▶ [Given information]:
════

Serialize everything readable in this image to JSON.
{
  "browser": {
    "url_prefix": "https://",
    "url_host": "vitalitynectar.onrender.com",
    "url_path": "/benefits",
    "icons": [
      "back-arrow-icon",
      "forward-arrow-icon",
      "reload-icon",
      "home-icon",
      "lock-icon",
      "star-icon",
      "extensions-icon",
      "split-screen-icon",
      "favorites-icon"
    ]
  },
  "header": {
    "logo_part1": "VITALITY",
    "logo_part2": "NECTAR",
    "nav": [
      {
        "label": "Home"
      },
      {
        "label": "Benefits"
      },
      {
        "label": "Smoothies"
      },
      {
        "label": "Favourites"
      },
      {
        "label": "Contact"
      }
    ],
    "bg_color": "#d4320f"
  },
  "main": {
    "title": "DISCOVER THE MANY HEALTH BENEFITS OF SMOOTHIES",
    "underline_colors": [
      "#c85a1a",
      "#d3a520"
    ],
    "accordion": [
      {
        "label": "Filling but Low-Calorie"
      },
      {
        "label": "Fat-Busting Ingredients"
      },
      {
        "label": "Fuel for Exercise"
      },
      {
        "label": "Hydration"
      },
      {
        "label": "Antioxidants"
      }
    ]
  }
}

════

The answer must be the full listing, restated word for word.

Serialize everything readable in this image to JSON.
{
  "browser": {
    "url_prefix": "https://",
    "url_host": "vitalitynectar.onrender.com",
    "url_path": "/benefits",
    "icons": [
      "back-arrow-icon",
      "forward-arrow-icon",
      "reload-icon",
      "home-icon",
      "lock-icon",
      "star-icon",
      "extensions-icon",
      "split-screen-icon",
      "favorites-icon"
    ]
  },
  "header": {
    "logo_part1": "VITALITY",
    "logo_part2": "NECTAR",
    "nav": [
      {
        "label": "Home"
      },
      {
        "label": "Benefits"
      },
      {
        "label": "Smoothies"
      },
      {
        "label": "Favourites"
      },
      {
        "label": "Contact"
      }
    ],
    "bg_color": "#d4320f"
  },
  "main": {
    "title": "DISCOVER THE MANY HEALTH BENEFITS OF SMOOTHIES",
    "underline_colors": [
      "#c85a1a",
      "#d3a520"
    ],
    "accordion": [
      {
        "label": "Filling but Low-Calorie"
      },
      {
        "label": "Fat-Busting Ingredients"
      },
      {
        "label": "Fuel for Exercise"
      },
      {
        "label": "Hydration"
      },
      {
        "label": "Antioxidants"
      }
    ]
  }
}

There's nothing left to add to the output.